Every entry, start to finish, should be printed verbatim without pictures.

### EXTRACTED INFORMATION

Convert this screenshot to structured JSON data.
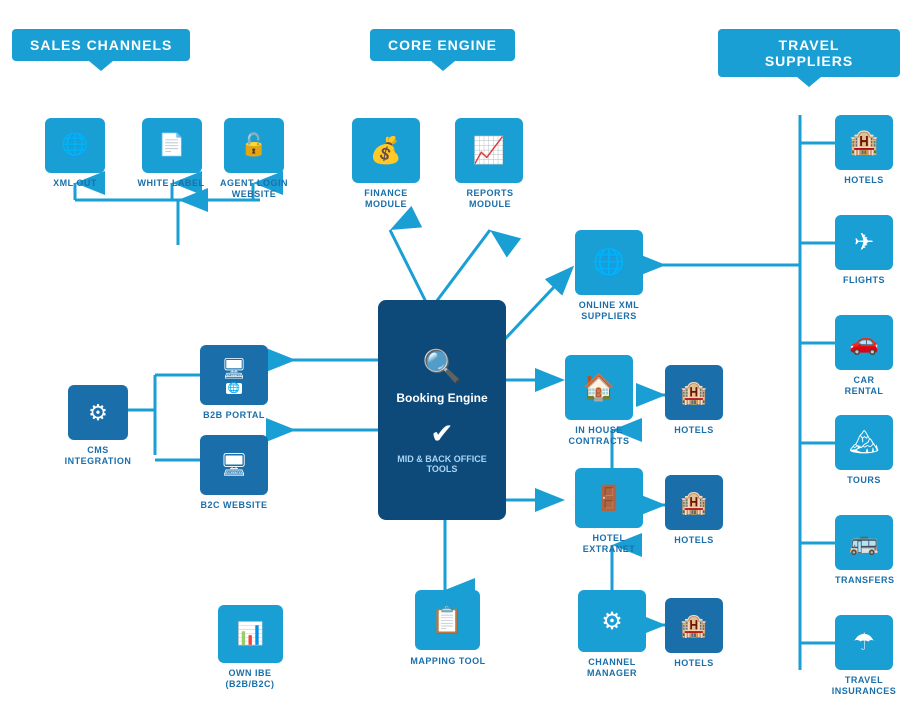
{
  "headers": {
    "sales_channels": "SALES CHANNELS",
    "core_engine": "CORE ENGINE",
    "travel_suppliers": "TRAVEL SUPPLIERS"
  },
  "sales_channel_items": [
    {
      "id": "xml-out",
      "label": "XML OUT",
      "icon": "🌐"
    },
    {
      "id": "white-label",
      "label": "WHITE LABEL",
      "icon": "📄"
    },
    {
      "id": "agent-login",
      "label": "AGENT LOGIN\nWEBSITE",
      "icon": "🔓"
    },
    {
      "id": "b2b-portal",
      "label": "B2B PORTAL",
      "icon": "🖥"
    },
    {
      "id": "b2c-website",
      "label": "B2C WEBSITE",
      "icon": "🖥"
    },
    {
      "id": "cms-integration",
      "label": "CMS\nINTEGRATION",
      "icon": "⚙"
    },
    {
      "id": "own-ibe",
      "label": "OWN IBE\n(B2B/B2C)",
      "icon": "📊"
    }
  ],
  "core_engine_items": [
    {
      "id": "finance-module",
      "label": "FINANCE MODULE",
      "icon": "💰"
    },
    {
      "id": "reports-module",
      "label": "REPORTS MODULE",
      "icon": "📈"
    },
    {
      "id": "mapping-tool",
      "label": "MAPPING TOOL",
      "icon": "📋"
    },
    {
      "id": "booking-engine",
      "label": "Booking Engine",
      "icon": "🔍"
    },
    {
      "id": "mid-back-office",
      "label": "MID & BACK OFFICE TOOLS",
      "icon": "✔"
    }
  ],
  "supplier_items": [
    {
      "id": "online-xml",
      "label": "ONLINE XML\nSUPPLIERS",
      "icon": "🌐"
    },
    {
      "id": "in-house-contracts",
      "label": "IN HOUSE\nCONTRACTS",
      "icon": "🏠"
    },
    {
      "id": "hotels-1",
      "label": "HOTELS",
      "icon": "🏨"
    },
    {
      "id": "hotel-extranet",
      "label": "HOTEL\nEXTRANET",
      "icon": "🚪"
    },
    {
      "id": "hotels-2",
      "label": "HOTELS",
      "icon": "🏨"
    },
    {
      "id": "channel-manager",
      "label": "CHANNEL\nMANAGER",
      "icon": "⚙"
    },
    {
      "id": "hotels-3",
      "label": "HOTELS",
      "icon": "🏨"
    }
  ],
  "travel_suppliers": [
    {
      "id": "hotels",
      "label": "HOTELS",
      "icon": "🏨"
    },
    {
      "id": "flights",
      "label": "FLIGHTS",
      "icon": "✈"
    },
    {
      "id": "car-rental",
      "label": "CAR RENTAL",
      "icon": "🚗"
    },
    {
      "id": "tours",
      "label": "TOURS",
      "icon": "🏔"
    },
    {
      "id": "transfers",
      "label": "TRANSFERS",
      "icon": "🚌"
    },
    {
      "id": "travel-insurances",
      "label": "TRAVEL\nINSURANCES",
      "icon": "☂"
    }
  ]
}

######

RESULT »
Convert this screenshot to structured JSON data.
{
  "headers": {
    "sales_channels": "SALES CHANNELS",
    "core_engine": "CORE ENGINE",
    "travel_suppliers": "TRAVEL SUPPLIERS"
  },
  "sales_channel_items": [
    {
      "id": "xml-out",
      "label": "XML OUT",
      "icon": "🌐"
    },
    {
      "id": "white-label",
      "label": "WHITE LABEL",
      "icon": "📄"
    },
    {
      "id": "agent-login",
      "label": "AGENT LOGIN\nWEBSITE",
      "icon": "🔓"
    },
    {
      "id": "b2b-portal",
      "label": "B2B PORTAL",
      "icon": "🖥"
    },
    {
      "id": "b2c-website",
      "label": "B2C WEBSITE",
      "icon": "🖥"
    },
    {
      "id": "cms-integration",
      "label": "CMS\nINTEGRATION",
      "icon": "⚙"
    },
    {
      "id": "own-ibe",
      "label": "OWN IBE\n(B2B/B2C)",
      "icon": "📊"
    }
  ],
  "core_engine_items": [
    {
      "id": "finance-module",
      "label": "FINANCE MODULE",
      "icon": "💰"
    },
    {
      "id": "reports-module",
      "label": "REPORTS MODULE",
      "icon": "📈"
    },
    {
      "id": "mapping-tool",
      "label": "MAPPING TOOL",
      "icon": "📋"
    },
    {
      "id": "booking-engine",
      "label": "Booking Engine",
      "icon": "🔍"
    },
    {
      "id": "mid-back-office",
      "label": "MID & BACK OFFICE TOOLS",
      "icon": "✔"
    }
  ],
  "supplier_items": [
    {
      "id": "online-xml",
      "label": "ONLINE XML\nSUPPLIERS",
      "icon": "🌐"
    },
    {
      "id": "in-house-contracts",
      "label": "IN HOUSE\nCONTRACTS",
      "icon": "🏠"
    },
    {
      "id": "hotels-1",
      "label": "HOTELS",
      "icon": "🏨"
    },
    {
      "id": "hotel-extranet",
      "label": "HOTEL\nEXTRANET",
      "icon": "🚪"
    },
    {
      "id": "hotels-2",
      "label": "HOTELS",
      "icon": "🏨"
    },
    {
      "id": "channel-manager",
      "label": "CHANNEL\nMANAGER",
      "icon": "⚙"
    },
    {
      "id": "hotels-3",
      "label": "HOTELS",
      "icon": "🏨"
    }
  ],
  "travel_suppliers": [
    {
      "id": "hotels",
      "label": "HOTELS",
      "icon": "🏨"
    },
    {
      "id": "flights",
      "label": "FLIGHTS",
      "icon": "✈"
    },
    {
      "id": "car-rental",
      "label": "CAR RENTAL",
      "icon": "🚗"
    },
    {
      "id": "tours",
      "label": "TOURS",
      "icon": "🏔"
    },
    {
      "id": "transfers",
      "label": "TRANSFERS",
      "icon": "🚌"
    },
    {
      "id": "travel-insurances",
      "label": "TRAVEL\nINSURANCES",
      "icon": "☂"
    }
  ]
}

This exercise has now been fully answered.